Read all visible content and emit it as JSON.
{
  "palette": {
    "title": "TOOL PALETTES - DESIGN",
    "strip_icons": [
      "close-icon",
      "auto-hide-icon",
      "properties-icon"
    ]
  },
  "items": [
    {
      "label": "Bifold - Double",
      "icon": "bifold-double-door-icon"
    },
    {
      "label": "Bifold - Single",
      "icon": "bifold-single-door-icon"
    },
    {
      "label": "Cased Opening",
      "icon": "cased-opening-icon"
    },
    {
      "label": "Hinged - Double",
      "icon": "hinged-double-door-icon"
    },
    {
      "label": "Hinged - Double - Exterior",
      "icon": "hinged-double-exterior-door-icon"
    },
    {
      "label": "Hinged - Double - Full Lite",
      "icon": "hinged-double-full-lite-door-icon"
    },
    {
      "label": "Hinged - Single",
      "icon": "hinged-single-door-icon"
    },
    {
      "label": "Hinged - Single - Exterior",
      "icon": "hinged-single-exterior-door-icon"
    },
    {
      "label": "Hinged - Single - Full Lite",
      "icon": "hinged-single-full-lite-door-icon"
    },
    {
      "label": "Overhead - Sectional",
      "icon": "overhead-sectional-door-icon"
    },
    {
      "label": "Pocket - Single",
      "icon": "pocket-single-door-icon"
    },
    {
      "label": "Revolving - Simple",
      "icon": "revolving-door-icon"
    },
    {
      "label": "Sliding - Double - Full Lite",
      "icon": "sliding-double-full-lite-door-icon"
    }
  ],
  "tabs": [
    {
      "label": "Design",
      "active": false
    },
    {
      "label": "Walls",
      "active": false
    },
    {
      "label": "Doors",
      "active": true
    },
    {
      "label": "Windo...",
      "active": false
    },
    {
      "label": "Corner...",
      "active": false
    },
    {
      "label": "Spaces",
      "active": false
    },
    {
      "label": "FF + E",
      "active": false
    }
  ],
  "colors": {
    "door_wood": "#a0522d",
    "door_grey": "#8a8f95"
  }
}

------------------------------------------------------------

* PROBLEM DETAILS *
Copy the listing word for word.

* TASK RESPONSE *
Read all visible content and emit it as JSON.
{
  "palette": {
    "title": "TOOL PALETTES - DESIGN",
    "strip_icons": [
      "close-icon",
      "auto-hide-icon",
      "properties-icon"
    ]
  },
  "items": [
    {
      "label": "Bifold - Double",
      "icon": "bifold-double-door-icon"
    },
    {
      "label": "Bifold - Single",
      "icon": "bifold-single-door-icon"
    },
    {
      "label": "Cased Opening",
      "icon": "cased-opening-icon"
    },
    {
      "label": "Hinged - Double",
      "icon": "hinged-double-door-icon"
    },
    {
      "label": "Hinged - Double - Exterior",
      "icon": "hinged-double-exterior-door-icon"
    },
    {
      "label": "Hinged - Double - Full Lite",
      "icon": "hinged-double-full-lite-door-icon"
    },
    {
      "label": "Hinged - Single",
      "icon": "hinged-single-door-icon"
    },
    {
      "label": "Hinged - Single - Exterior",
      "icon": "hinged-single-exterior-door-icon"
    },
    {
      "label": "Hinged - Single - Full Lite",
      "icon": "hinged-single-full-lite-door-icon"
    },
    {
      "label": "Overhead - Sectional",
      "icon": "overhead-sectional-door-icon"
    },
    {
      "label": "Pocket - Single",
      "icon": "pocket-single-door-icon"
    },
    {
      "label": "Revolving - Simple",
      "icon": "revolving-door-icon"
    },
    {
      "label": "Sliding - Double - Full Lite",
      "icon": "sliding-double-full-lite-door-icon"
    }
  ],
  "tabs": [
    {
      "label": "Design",
      "active": false
    },
    {
      "label": "Walls",
      "active": false
    },
    {
      "label": "Doors",
      "active": true
    },
    {
      "label": "Windo...",
      "active": false
    },
    {
      "label": "Corner...",
      "active": false
    },
    {
      "label": "Spaces",
      "active": false
    },
    {
      "label": "FF + E",
      "active": false
    }
  ],
  "colors": {
    "door_wood": "#a0522d",
    "door_grey": "#8a8f95"
  }
}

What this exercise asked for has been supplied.